International animal welfare charity The Donkey Sanctuary, joined forces with Animal Nepal to provide urgent food and relief supplies to labourers and their working donkeys and mules after they were left stranded in the brick kilns of Nepal, in the wake of the pandemic.

As Covid-19 took hold in March 2020, many residents and workers in the country were left with no time to prepare, as the Nepalese government locked down the country at short notice.

All non-essential services and industries were ordered to close, including the country’s brick kilns, a large number of which are located on the peripheries of the Kathmandu Valley and Dhading in central Nepal.

Donkeys and mules are essential to the livelihoods of some of the world’s poorest communities. More than 200,000 workers, supported by 2,200 working equids, work seasonally in Nepal’s brick industry every year.

Brick kiln workers like Abdul Rahman, 70 were one of many affected by the lockdown. Abdul works in the Bagmati region of the country and the closure of the kiln cut off his and his family’s source of income.

Working in close collaboration with Animal Nepal, The Donkey Sanctuary was able to provide vital help to the animals and workers by providing emergency packages, and by co-funding an intervention with Animal Nepal, government permission to transport and distribute urgent relief supplies to the kilns was granted.

Emergency relief packages containing 25 days’ worth of equine feed, rice, lentil and basic sanitary items for owner households were distributed to 167 families and 901 donkeys and mules within the Lalitpur, Dhading and Banke districts.

Following the delivery of urgent supplies, The Donkey Sanctuary and Animal Nepal worked on transporting the working donkeys and mules from the kilns to Nepalgunj to make sure they were not stranded in brick kilns with little access to food and essential provisions.

Equines are usually transported back to Nepalgunj, where their owners are based, at the end of the six-month brick kiln season in May or June, before the monsoon rains arrive. Here they are left to roam until the season commences later in the year.

As lockdown began to ease, Animal Nepal’s Equine Outreach Programme team were able to travel to the city of Nepalgunj, where they were able to continue to carry out medical checks on donkeys and mules on a one-to-one basis with their owners.

A ground-breaking deal was also struck with the Nepalgunj sub-metropolitan city to provide fresh grazing pasture for brick kiln donkeys and mules during the brick kiln off season. Securing designated grazing lands will help prevent injuries, road traffic accidents and human-equine conflict caused by the animals roaming the streets.

Rich Cobb, Deputy Director of Global Programmes at The Donkey Sanctuary, said: “The closure of the brick kilns left some of the poorest and most vulnerable donkeys, mules and the communities that depend on them, without the means to feed or look after themselves.

“We are proud that through The Donkey Sanctuary’s ongoing work with Animal Nepal, we have been able to respond in this unprecedented time of crisis.”

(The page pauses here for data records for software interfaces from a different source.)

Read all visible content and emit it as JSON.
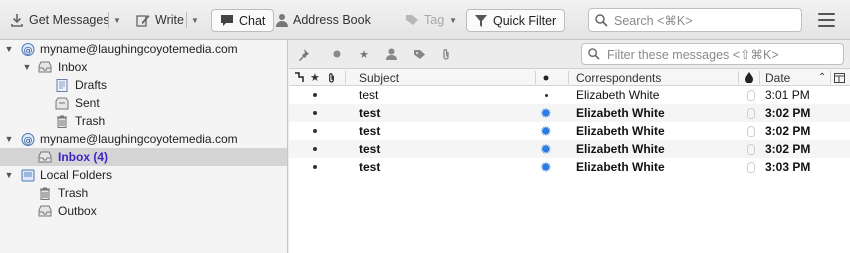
{
  "toolbar": {
    "get_messages": "Get Messages",
    "write": "Write",
    "chat": "Chat",
    "address_book": "Address Book",
    "tag": "Tag",
    "quick_filter": "Quick Filter",
    "search_placeholder": "Search <⌘K>"
  },
  "folders": {
    "account1": "myname@laughingcoyotemedia.com",
    "inbox1": "Inbox",
    "drafts": "Drafts",
    "sent": "Sent",
    "trash1": "Trash",
    "account2": "myname@laughingcoyotemedia.com",
    "inbox2": "Inbox (4)",
    "local": "Local Folders",
    "trash2": "Trash",
    "outbox": "Outbox"
  },
  "quickfilter": {
    "placeholder": "Filter these messages <⇧⌘K>"
  },
  "columns": {
    "subject": "Subject",
    "correspondents": "Correspondents",
    "date": "Date"
  },
  "messages": [
    {
      "subject": "test",
      "from": "Elizabeth White",
      "date": "3:01 PM",
      "unread": false
    },
    {
      "subject": "test",
      "from": "Elizabeth White",
      "date": "3:02 PM",
      "unread": true
    },
    {
      "subject": "test",
      "from": "Elizabeth White",
      "date": "3:02 PM",
      "unread": true
    },
    {
      "subject": "test",
      "from": "Elizabeth White",
      "date": "3:02 PM",
      "unread": true
    },
    {
      "subject": "test",
      "from": "Elizabeth White",
      "date": "3:03 PM",
      "unread": true
    }
  ],
  "colors": {
    "selected_folder_text": "#3d25c8",
    "unread_star": "#2a7be4"
  }
}
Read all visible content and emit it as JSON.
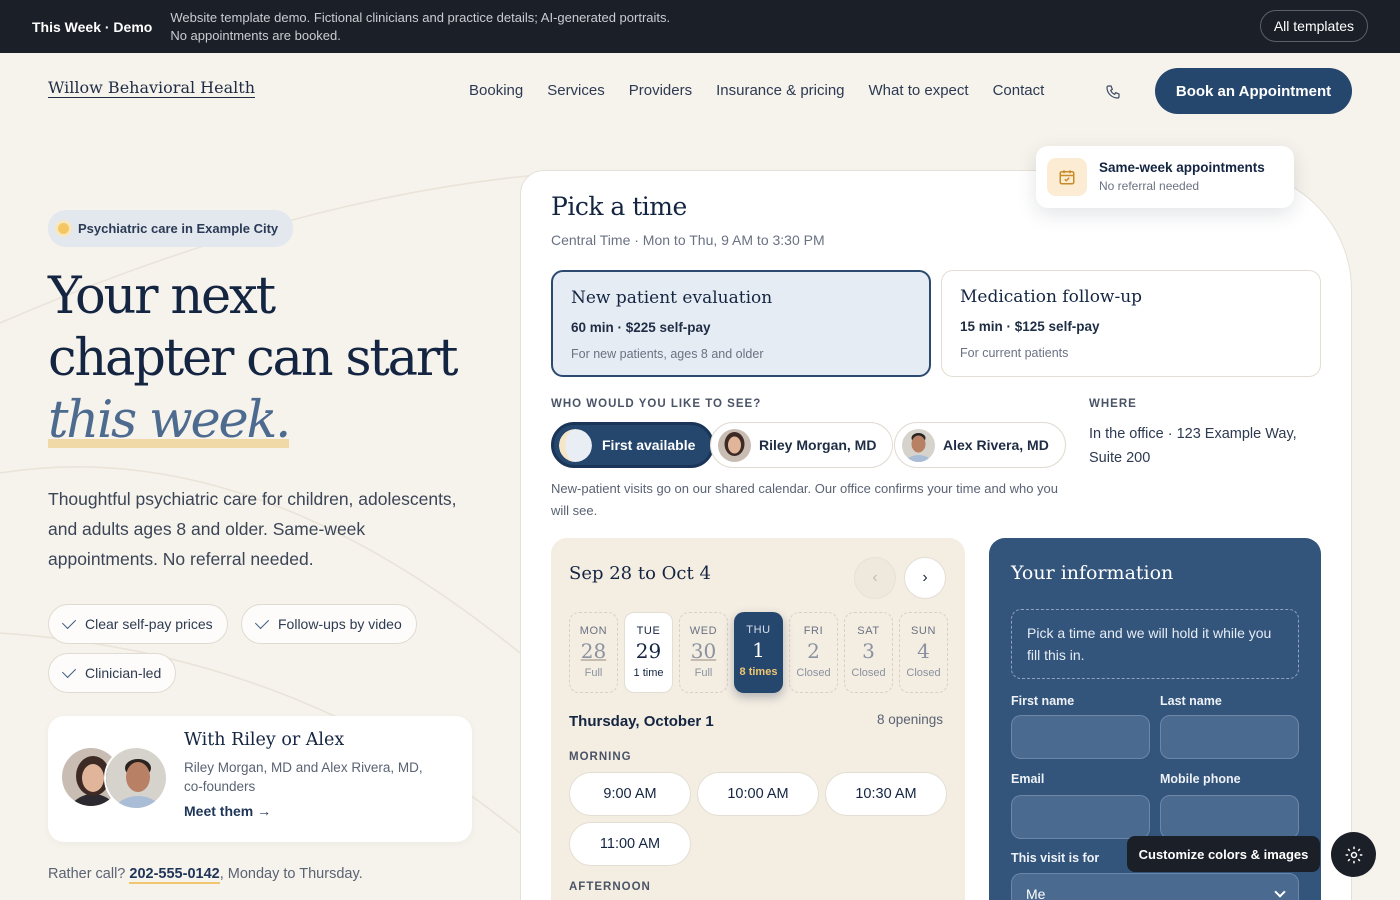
{
  "demo_bar": {
    "brand": "This Week · Demo",
    "note_line1": "Website template demo. Fictional clinicians and practice details; AI-generated portraits.",
    "note_line2": "No appointments are booked.",
    "all_templates": "All templates"
  },
  "header": {
    "logo": "Willow Behavioral Health",
    "nav": [
      "Booking",
      "Services",
      "Providers",
      "Insurance & pricing",
      "What to expect",
      "Contact"
    ],
    "phone_icon": "phone-icon",
    "cta": "Book an Appointment"
  },
  "hero": {
    "eyebrow": "Psychiatric care in Example City",
    "title_line1": "Your next",
    "title_line2": "chapter can start",
    "title_em": "this week.",
    "lead": "Thoughtful psychiatric care for children, adolescents, and adults ages 8 and older. Same-week appointments. No referral needed.",
    "chips": [
      "Clear self-pay prices",
      "Follow-ups by video",
      "Clinician-led"
    ],
    "team_title": "With Riley or Alex",
    "team_sub": "Riley Morgan, MD and Alex Rivera, MD, co-founders",
    "team_link": "Meet them",
    "call_prefix": "Rather call?",
    "call_number": "202-555-0142",
    "call_suffix": ", Monday to Thursday."
  },
  "badge": {
    "title": "Same-week appointments",
    "subtitle": "No referral needed",
    "icon": "calendar-check-icon"
  },
  "booking": {
    "title": "Pick a time",
    "subtitle": "Central Time · Mon to Thu, 9 AM to 3:30 PM",
    "visit_types": [
      {
        "name": "New patient evaluation",
        "price": "60 min · $225 self-pay",
        "desc": "For new patients, ages 8 and older",
        "selected": true
      },
      {
        "name": "Medication follow-up",
        "price": "15 min · $125 self-pay",
        "desc": "For current patients",
        "selected": false
      }
    ],
    "who_label": "WHO WOULD YOU LIKE TO SEE?",
    "providers": [
      "First available",
      "Riley Morgan, MD",
      "Alex Rivera, MD"
    ],
    "provider_note": "New-patient visits go on our shared calendar. Our office confirms your time and who you will see.",
    "where_label": "WHERE",
    "where_value": "In the office · 123 Example Way, Suite 200"
  },
  "calendar": {
    "range": "Sep 28 to Oct 4",
    "prev": "‹",
    "next": "›",
    "days": [
      {
        "dow": "MON",
        "num": "28",
        "status": "Full",
        "state": "full"
      },
      {
        "dow": "TUE",
        "num": "29",
        "status": "1 time",
        "state": "avail"
      },
      {
        "dow": "WED",
        "num": "30",
        "status": "Full",
        "state": "full"
      },
      {
        "dow": "THU",
        "num": "1",
        "status": "8 times",
        "state": "sel"
      },
      {
        "dow": "FRI",
        "num": "2",
        "status": "Closed",
        "state": "closed"
      },
      {
        "dow": "SAT",
        "num": "3",
        "status": "Closed",
        "state": "closed"
      },
      {
        "dow": "SUN",
        "num": "4",
        "status": "Closed",
        "state": "closed"
      }
    ],
    "selected_date": "Thursday, October 1",
    "openings": "8 openings",
    "morning_label": "MORNING",
    "morning_slots": [
      "9:00 AM",
      "10:00 AM",
      "10:30 AM",
      "11:00 AM"
    ],
    "afternoon_label": "AFTERNOON"
  },
  "info": {
    "title": "Your information",
    "note": "Pick a time and we will hold it while you fill this in.",
    "first_name": "First name",
    "last_name": "Last name",
    "email": "Email",
    "phone": "Mobile phone",
    "visit_for": "This visit is for",
    "visit_for_value": "Me"
  },
  "customize": {
    "label": "Customize colors & images",
    "icon": "gear-icon"
  },
  "colors": {
    "navy": "#25466d",
    "panel": "#33547b",
    "cream": "#f6f2ec",
    "accent": "#f1c670"
  }
}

Pramada Shah, Founder and President of Animal Nepal and one of the trustees of The Donkey Sanctuary, added: “Animal Nepal’s partnership with The Donkey Sanctuary provided invaluable help to the brick kiln workers impacted by the Covid-19 lockdown.

“The lockdown was announced at the beginning of the brick kiln season. As the Covid-19 strain is asymptomatic, the lockdown was imposed immediately, meaning that within 48 hours, the kilns were forced to close and none of the workers could get home.

“We are very grateful that The Donkey Sanctuary was there to help us mitigate the impact of the lockdown, which could have had a devastating outcome for many of the brick kiln workers who were stranded because of it.

“This collaboration has also brought to the fore brand-new shelters, offering working equines a safe, dry place to rest. It has helped educate brick kiln workers on donkey health and welfare, and it has, most importantly, prevented both workers and their animals from going hungry.”

Since the intervention in 2020 Nepal has been subject to a second, more devastating, wave of Covid-19 and The Donkey Sanctuary continues to support the brick kiln communities through its partnership with Animal Nepal.


For interviews, images and information please contact The Donkey Sanctuary press office on 01395 573124 or 07970 927778 (including out of hours) or send an email.

Notes to Editors

The Donkey Sanctuary is the world's largest equine welfare charity. Our vision is a world where donkeys and mules live free from suffering and their contribution to humanity is fully valued. We run 10 sanctuaries around the UK and Europe, giving lifelong care to more than 7,000 donkeys and mules. Our hospital treats sick donkeys and trains vets both nationwide and worldwide. Our donkey-facilitated learning programme helps vulnerable children and adults develop life skills by connecting with donkeys on an emotional and physical level. The charity operates programmes worldwide for animals working in agriculture, industry and transportation, and those used in the production of meat and skin.

Please note that the name ‘The Donkey Sanctuary’ should not be abbreviated to ‘Donkey Sanctuary’, and the word ‘The’ should always appear with a capital ‘T’ as above.